We used data of a prospective diagnostic study with 195 patients with suspected PC enrolled from 08/1999-11/2001, who underwent six different diagnostic procedures: combined positron emission tomography (PET), computer tomography (CT), magnetic resonance imaging (MRI), ultrasound (US), endosonography (EUS), and endoscopic-retrograde-cholangiopancreaticography (ERCP).

We used the following criteria to reduce the number of possible strategies:

• We considered only single procedures that are able to assess resectability (CT, US, EUS and MR) and combinations of two procedures in which at least one procedure is able to assess resectability.

• Because tests had good sensitivity but only moderate specifity, we chose the believe-the-negative rule to combine discordant test results for diagnois of PC. For resectability, strategies for both believe-the-negative rule and believe-the-positive rule were evaluated in the decision tree.

• To reduce the absolute number of invasive procedures, we set the less invasive procedure as first one in any combination of two procedures. Invasivness increases in following order: US < MR < CT < PET < EUS < ERCP. Combinations of the last three procedures were not considered.

The remaining 22 strategies were evaluated in a clinical decision analysis. We developed a decision tree to predict diagnostic accuracy and resectability with respect to PC. Figure 1 [Fig. 1] displays the core structure of branches used in the decision tree.


The MR alone classified 79% of patients correctly in benign, malign but resectable, and malign and irresectable. The second best strategy is MR followed by ERCP with 78% correctly classified patients. The combinations of US and EUS (BTN and BTP rule) and US followed bei PET had the worst performances with an only 63% correctly classified patients. Figure 2 [Fig. 2] displays the accuracy of the 22 strategies entered into the decision analysis.

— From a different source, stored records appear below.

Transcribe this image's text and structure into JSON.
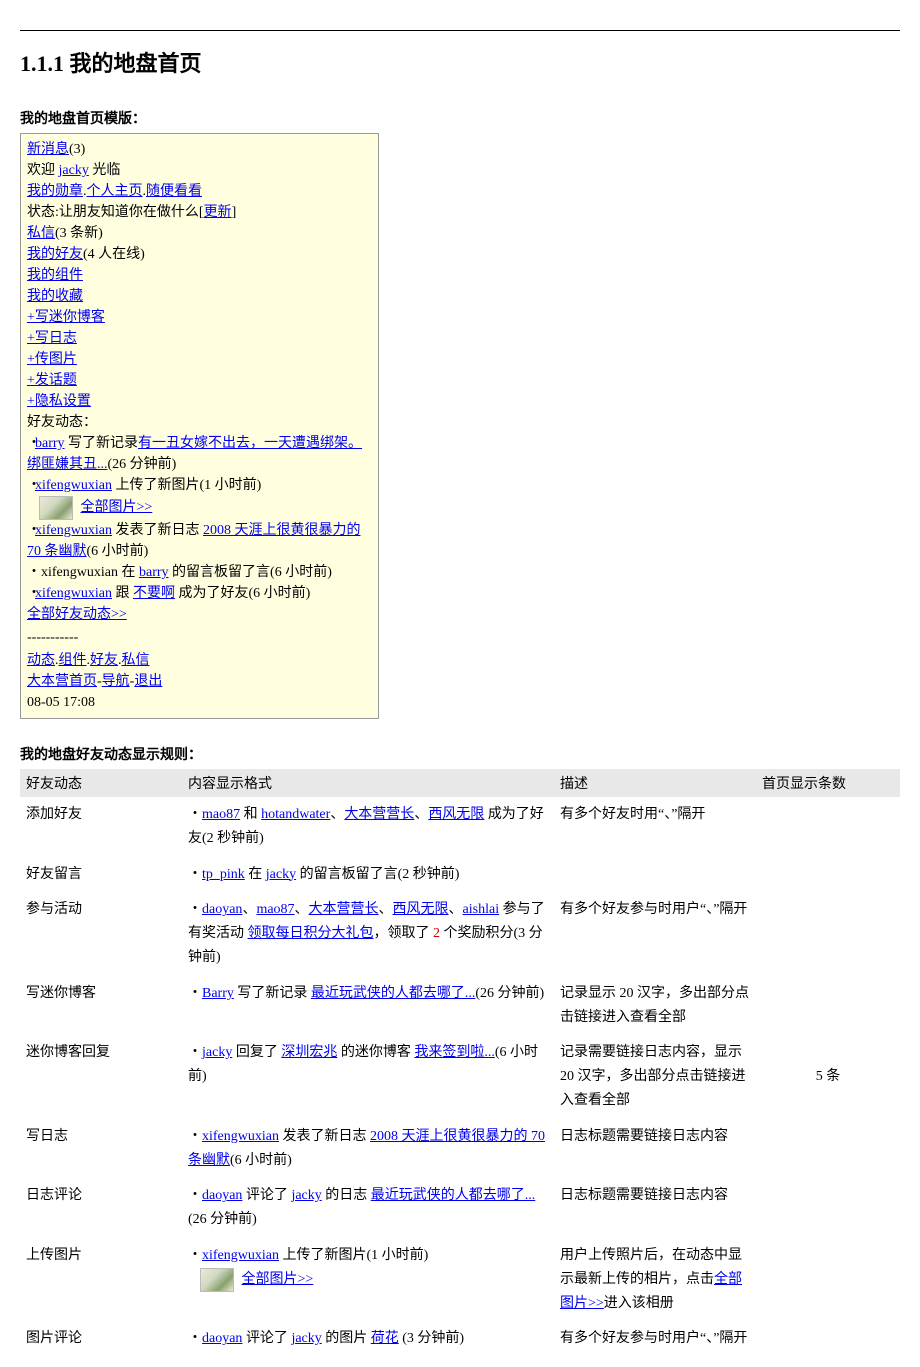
{
  "heading": "1.1.1 我的地盘首页",
  "labels": {
    "template": "我的地盘首页模版：",
    "rules": "我的地盘好友动态显示规则："
  },
  "template": {
    "newmsg_label": "新消息",
    "newmsg_count": "(3)",
    "welcome_prefix": "欢迎 ",
    "welcome_user": "jacky",
    "welcome_suffix": " 光临",
    "my_badge": "我的勋章",
    "my_home": "个人主页",
    "random_look": "随便看看",
    "status_label": "状态:让朋友知道你在做什么[",
    "status_update": "更新",
    "status_end": "]",
    "mail_label": "私信",
    "mail_count": "(3 条新)",
    "friends_label": "我的好友",
    "friends_count": "(4 人在线)",
    "modules": "我的组件",
    "favorites": "我的收藏",
    "write_mini": "+写迷你博客",
    "write_diary": "+写日志",
    "upload_pic": "+传图片",
    "post_topic": "+发话题",
    "privacy": "+隐私设置",
    "feed_label": "好友动态：",
    "item1_user": "barry",
    "item1_text1": " 写了新记录",
    "item1_link": "有一丑女嫁不出去，一天遭遇绑架。绑匪嫌其丑...",
    "item1_time": "(26 分钟前)",
    "item2_user": "xifengwuxian",
    "item2_text": "  上传了新图片(1 小时前)",
    "all_pics": "全部图片>>",
    "item3_user": "xifengwuxian",
    "item3_text1": "  发表了新日志  ",
    "item3_link": "2008 天涯上很黄很暴力的 70 条幽默",
    "item3_time": "(6 小时前)",
    "item4_pre": "・xifengwuxian  在  ",
    "item4_user": "barry",
    "item4_post": "  的留言板留了言(6 小时前)",
    "item5_user": "xifengwuxian",
    "item5_mid": "  跟  ",
    "item5_friend": "不要啊",
    "item5_post": "  成为了好友(6 小时前)",
    "all_feed": "全部好友动态>>",
    "dashes": "-----------",
    "nav_feed": "动态",
    "nav_modules": "组件",
    "nav_friends": "好友",
    "nav_mail": "私信",
    "nav_home": "大本营首页",
    "nav_sep": "-",
    "nav_guide": "导航",
    "nav_logout": "退出",
    "timestamp": "08-05 17:08"
  },
  "table": {
    "headers": [
      "好友动态",
      "内容显示格式",
      "描述",
      "首页显示条数"
    ],
    "count_value": "5 条",
    "rows": {
      "r1": {
        "c1": "添加好友",
        "u1": "mao87",
        "t1": " 和 ",
        "u2": "hotandwater",
        "u3": "大本营营长",
        "u4": "西风无限",
        "t2": "、",
        "t3": " 成为了好友(2 秒钟前)",
        "desc": "有多个好友时用“、”隔开"
      },
      "r2": {
        "c1": "好友留言",
        "u1": "tp_pink",
        "t1": "  在  ",
        "u2": "jacky",
        "t2": "  的留言板留了言(2 秒钟前)"
      },
      "r3": {
        "c1": "参与活动",
        "u1": "daoyan",
        "u2": "mao87",
        "u3": "大本营营长",
        "u4": "西风无限",
        "u5": "aishlai",
        "sep": "、",
        "t1": " 参与了有奖活动 ",
        "link": "领取每日积分大礼包",
        "t2": "，领取了 ",
        "red": "2",
        "t3": " 个奖励积分(3 分钟前)",
        "desc": "有多个好友参与时用户“、”隔开"
      },
      "r4": {
        "c1": "写迷你博客",
        "u1": "Barry",
        "t1": " 写了新记录  ",
        "link": "最近玩武侠的人都去哪了...",
        "time": "(26 分钟前)",
        "desc": "记录显示 20 汉字，多出部分点击链接进入查看全部"
      },
      "r5": {
        "c1": "迷你博客回复",
        "u1": "jacky",
        "t1": "  回复了  ",
        "u2": "深圳宏兆",
        "t2": " 的迷你博客 ",
        "link": "我来签到啦...",
        "time": "(6 小时前)",
        "desc": "记录需要链接日志内容，显示 20 汉字，多出部分点击链接进入查看全部"
      },
      "r6": {
        "c1": "写日志",
        "u1": "xifengwuxian",
        "t1": "  发表了新日志  ",
        "link": "2008 天涯上很黄很暴力的 70 条幽默",
        "time": "(6 小时前)",
        "desc": "日志标题需要链接日志内容"
      },
      "r7": {
        "c1": "日志评论",
        "u1": "daoyan",
        "t1": " 评论了 ",
        "u2": "jacky",
        "t2": "  的日志  ",
        "link": "最近玩武侠的人都去哪了...",
        "time": "(26 分钟前)",
        "desc": "日志标题需要链接日志内容"
      },
      "r8": {
        "c1": "上传图片",
        "u1": "xifengwuxian",
        "t1": "  上传了新图片(1 小时前)",
        "all_pics": "全部图片>>",
        "desc_pre": "用户上传照片后，在动态中显示最新上传的相片，点击",
        "desc_link": "全部图片>>",
        "desc_post": "进入该相册"
      },
      "r9": {
        "c1": "图片评论",
        "u1": "daoyan",
        "t1": " 评论了 ",
        "u2": "jacky",
        "t2": "  的图片  ",
        "link": "荷花",
        "time": "  (3 分钟前)",
        "desc": "有多个好友参与时用户“、”隔开"
      }
    }
  }
}
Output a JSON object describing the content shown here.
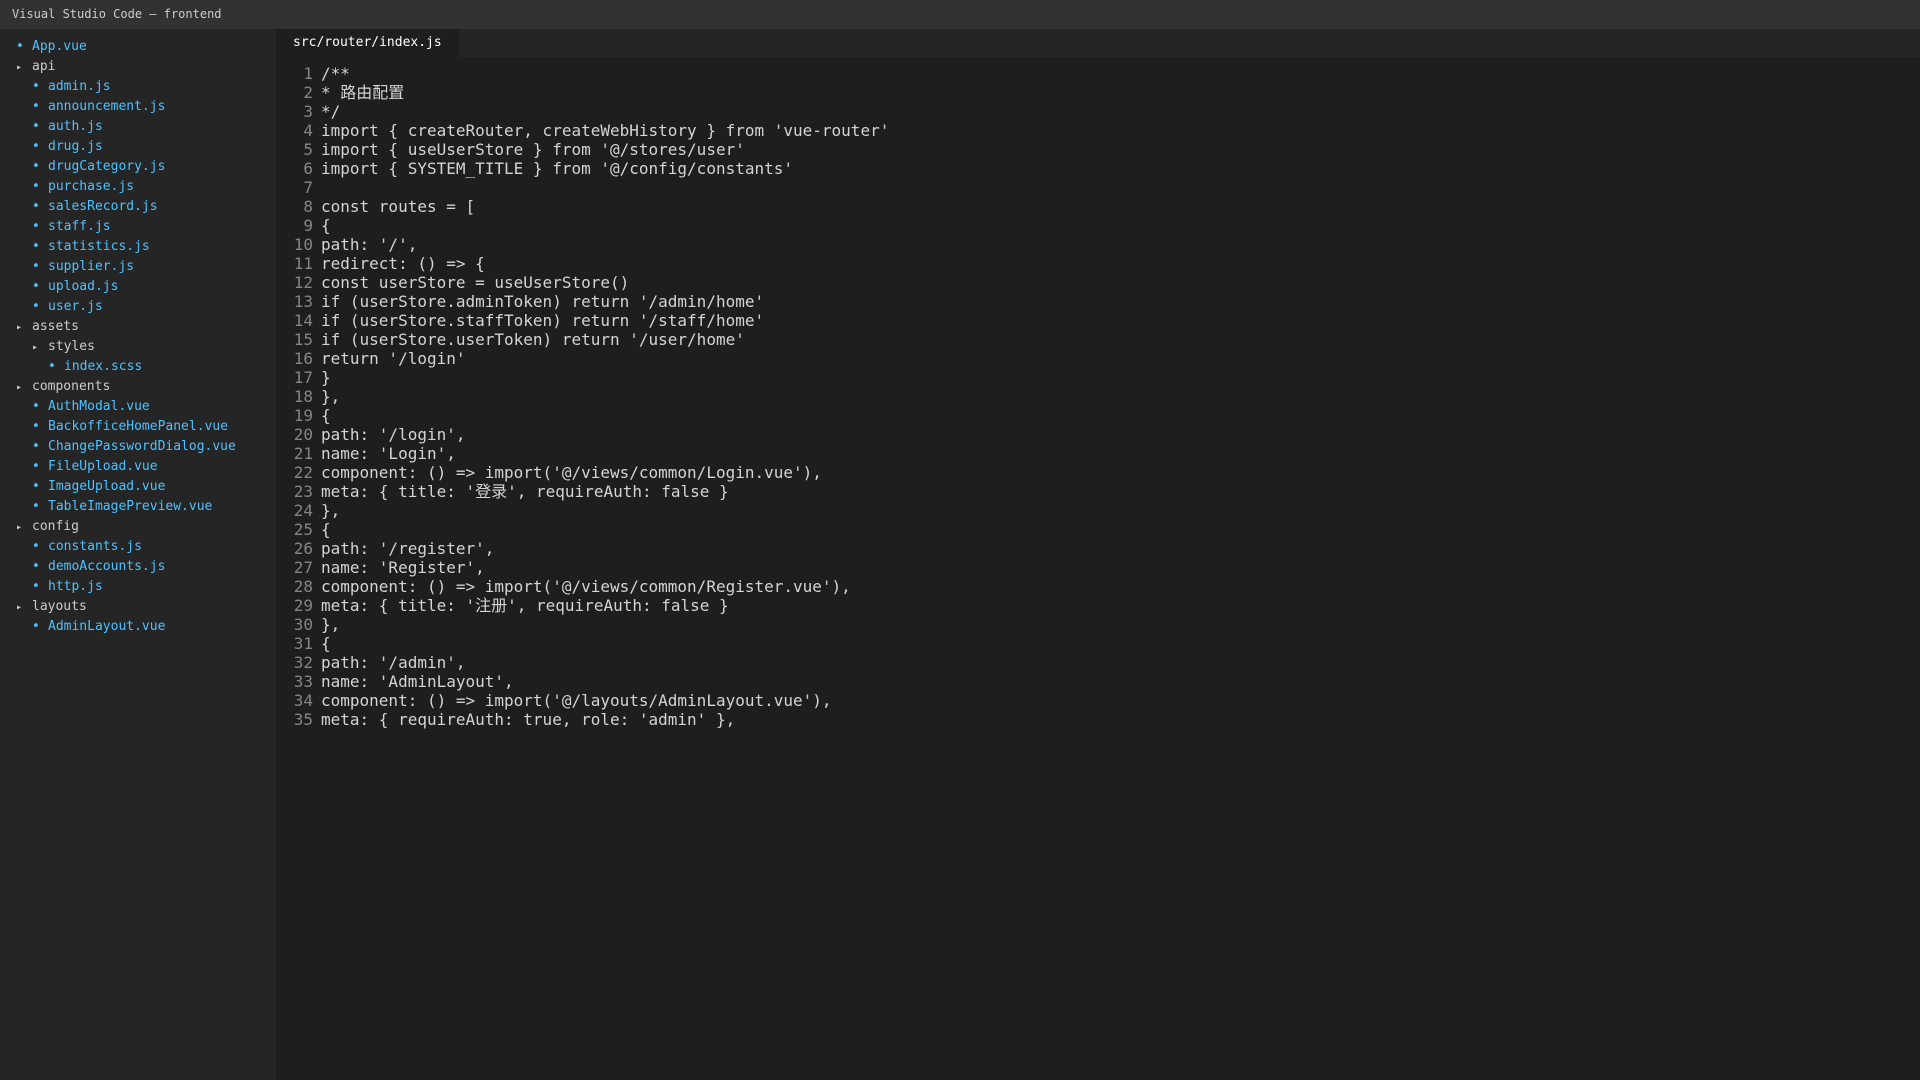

We were able to develop a decision tree comparing 22 different diagnostic strategies for detecting and assessing PC. We found only one similar study in the literature which was a decision-analytic cost-effectiveness analysis on assessing resectability in patients with PC [2]. Our study differs from this former study in two points. First, we evaluated the combined performance regarding diagnosis and resectability. Second, we did not assume conditional independence between diagnostic procedures, because we had empirical data of multiple procedures performed on the same patients. Nevertheless strategies including MR were among the most effective in both studies.

Our study has several limitations. First, our results are based on the assumption of unrestricted access to all included technologies, and therefore, may not be generalised to other settings. Second, we did not evaluate combinations of three or more diagnostic procedures and excluded some strategies, and thereby may have missed an accurate and efficient strategy. Third, a small fraction of images have been equivocal and were excluded from analysis. Forth, the goldstandard has not been assessed in 14 patients which may lead to verification bias. The fifth and most important limitation was that we did not distinguish between different types of incorrect assessments. For example, clinical consequences may differ between a patient who has resectable carcinoma and is classiefied as irresectable and a patient with benign tumor who is wrongly classiefied as resectable and undergoes surgery.

Therefore, we intend to extend this model in a future research step to allow for the evaluation of different consequences (e.g., mortality and quality of life) of inadequate treatment following imperfect classifications.

In conclusion, we suggest to perform only MR for patients with suspected pancreas cancer.


Robert Koch-Institut, Berlin,
McMahon et al. Pancreatic Cancer: Cost-Effectivebss of Imaging Technologies for Assessing Resectability. Radiology 2001, 221: 93-106